by Rucha Karkarey and Vardhan Patankar
Aboard a tiny boat in the waters of the Lakshadweep, a group of researchers spotted something incredible…
Can you imagine seeing a thousand leopards in a forest patch, the size of a football field? As you make your way through the forest thicket, you are elated when you see your first leopard, peering down at you from the branches. You consider yourself very lucky if you see two more, but a thousand leopards at a time? Sounds impossible, right?
Not to us, because we have seen them with our own eyes; hundreds of them, all around us!! After all, they do not call it the ‘sea’ of possibility for nothing!
The forest we speak of is a coral reef from a remote atoll in the Lakshadweep archipelago and the ‘leopard’, a species of reef fish known as the squaretail grouper ( Plectropomus areolatus ).
A large, carnivorous fish, with black spots on its body, the grouper likes to hunt by ambushing its prey. It prefers to remain solitary, making it a formidable reef predator, just like leopards.
This grouper shows a unique mating behaviour, where several individuals gather at certain areas during certain times of the year, to reproduce. These gatherings are known as ‘spawning aggregations’. Spawning aggregations in some species like the squaretail grouper tend to occur at the very same locations, every year.
In 2011, we conducted a Lakshadweep-wide survey, when we observed an unbelievably high number of squaretail groupers at one particular site, on a remote little atoll. Their peculiar behaviour made us wonder if we could be amidst a grouper spawning aggregation?
We resolved to return to this site to investigate, at the same time, the following year.
We set out once again in 2012 aboard a tiny tuna boat called “Arakkal” to study the event. But we had to hope the timing, location and weather would work out in our favour. The first three days were not as successful as we imagined.Turn of the tides
Just as we were about to give up, a day before the new moon, the tide turned, so to speak. We returned to one of the sites and were stunned! The entire reef was carpeted with squaretail groupers!

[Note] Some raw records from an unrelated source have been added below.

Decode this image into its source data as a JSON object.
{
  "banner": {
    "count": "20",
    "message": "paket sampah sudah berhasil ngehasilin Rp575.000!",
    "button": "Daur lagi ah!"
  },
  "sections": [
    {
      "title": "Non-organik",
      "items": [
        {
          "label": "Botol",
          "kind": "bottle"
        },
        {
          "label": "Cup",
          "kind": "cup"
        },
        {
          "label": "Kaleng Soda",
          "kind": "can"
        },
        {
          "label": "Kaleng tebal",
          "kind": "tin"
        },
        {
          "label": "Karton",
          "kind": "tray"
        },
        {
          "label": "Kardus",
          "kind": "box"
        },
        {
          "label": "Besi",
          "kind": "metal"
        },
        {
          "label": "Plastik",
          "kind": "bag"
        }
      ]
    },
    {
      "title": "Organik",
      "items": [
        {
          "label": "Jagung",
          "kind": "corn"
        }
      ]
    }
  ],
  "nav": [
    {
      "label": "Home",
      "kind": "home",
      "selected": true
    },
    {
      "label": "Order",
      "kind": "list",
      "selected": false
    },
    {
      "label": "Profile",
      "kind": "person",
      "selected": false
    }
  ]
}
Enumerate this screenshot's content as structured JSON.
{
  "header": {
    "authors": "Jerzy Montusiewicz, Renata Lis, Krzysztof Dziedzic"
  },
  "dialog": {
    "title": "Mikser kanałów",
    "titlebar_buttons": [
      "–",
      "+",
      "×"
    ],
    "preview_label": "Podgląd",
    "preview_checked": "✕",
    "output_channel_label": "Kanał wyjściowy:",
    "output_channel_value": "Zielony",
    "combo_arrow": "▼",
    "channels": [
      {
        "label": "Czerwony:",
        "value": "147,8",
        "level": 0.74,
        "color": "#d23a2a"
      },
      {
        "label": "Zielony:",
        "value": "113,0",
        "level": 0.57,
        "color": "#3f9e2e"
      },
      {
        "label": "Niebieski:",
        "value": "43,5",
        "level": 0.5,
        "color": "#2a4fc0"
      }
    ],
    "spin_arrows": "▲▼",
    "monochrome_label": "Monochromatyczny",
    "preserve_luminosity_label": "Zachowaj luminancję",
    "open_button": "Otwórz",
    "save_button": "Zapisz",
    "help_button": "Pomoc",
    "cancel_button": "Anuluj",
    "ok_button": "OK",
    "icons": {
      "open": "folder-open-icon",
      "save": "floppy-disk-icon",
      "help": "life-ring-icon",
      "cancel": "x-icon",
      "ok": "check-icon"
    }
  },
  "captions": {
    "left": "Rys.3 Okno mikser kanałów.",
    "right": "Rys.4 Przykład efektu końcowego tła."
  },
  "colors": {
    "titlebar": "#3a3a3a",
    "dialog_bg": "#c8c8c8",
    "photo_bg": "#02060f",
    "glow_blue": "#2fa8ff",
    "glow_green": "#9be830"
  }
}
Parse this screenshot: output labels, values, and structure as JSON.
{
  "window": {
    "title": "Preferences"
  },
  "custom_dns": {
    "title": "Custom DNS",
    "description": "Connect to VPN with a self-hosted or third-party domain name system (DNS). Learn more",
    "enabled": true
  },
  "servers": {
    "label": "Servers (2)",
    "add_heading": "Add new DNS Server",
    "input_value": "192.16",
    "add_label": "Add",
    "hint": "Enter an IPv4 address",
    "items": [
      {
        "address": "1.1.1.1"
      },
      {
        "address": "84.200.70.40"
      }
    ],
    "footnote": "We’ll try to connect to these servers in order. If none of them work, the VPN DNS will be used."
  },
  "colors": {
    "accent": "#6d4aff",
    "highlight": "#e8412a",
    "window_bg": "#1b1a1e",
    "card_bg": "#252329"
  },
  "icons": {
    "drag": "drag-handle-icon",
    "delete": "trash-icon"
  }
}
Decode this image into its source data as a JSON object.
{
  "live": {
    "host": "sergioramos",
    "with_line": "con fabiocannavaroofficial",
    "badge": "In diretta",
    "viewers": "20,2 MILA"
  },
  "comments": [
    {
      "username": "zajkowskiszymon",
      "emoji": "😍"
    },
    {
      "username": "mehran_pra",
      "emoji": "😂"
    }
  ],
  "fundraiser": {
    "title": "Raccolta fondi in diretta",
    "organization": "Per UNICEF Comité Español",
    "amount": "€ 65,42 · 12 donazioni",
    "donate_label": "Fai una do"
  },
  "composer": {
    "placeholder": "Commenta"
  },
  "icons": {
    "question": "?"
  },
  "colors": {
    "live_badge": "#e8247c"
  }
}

We saw male groupers fighting each other to defend small territories and female groupers arriving in shoals of 200 to interact with the males. The entire incident unfurled in front of us like a 50-minute play, just like the literature had described!
We returned that night, completely overwhelmed by the days’ proceedings. Our colleague Ommni, a diver from Lakshadweep, aptly described our experience as ‘seeing a thousand leopards in the sea’.
Seizing the moment
In all our dives during this spawning, we saw over two thousands individuals! By the third day all signs of the aggregation had completely vanished from the site. It was sheer luck and a little bit of instinct that got us to the right place at the right time.
Spawning aggregations of fishes provide a lucrative opportunity for fishermen to obtain large catches of fish, with minimum effort. But fishing at such a time can take out a large proportion of the population in a matter days.
Beyond wondering at the spectacular sight of these massive gatherings of fish, we also need to think about their conservation.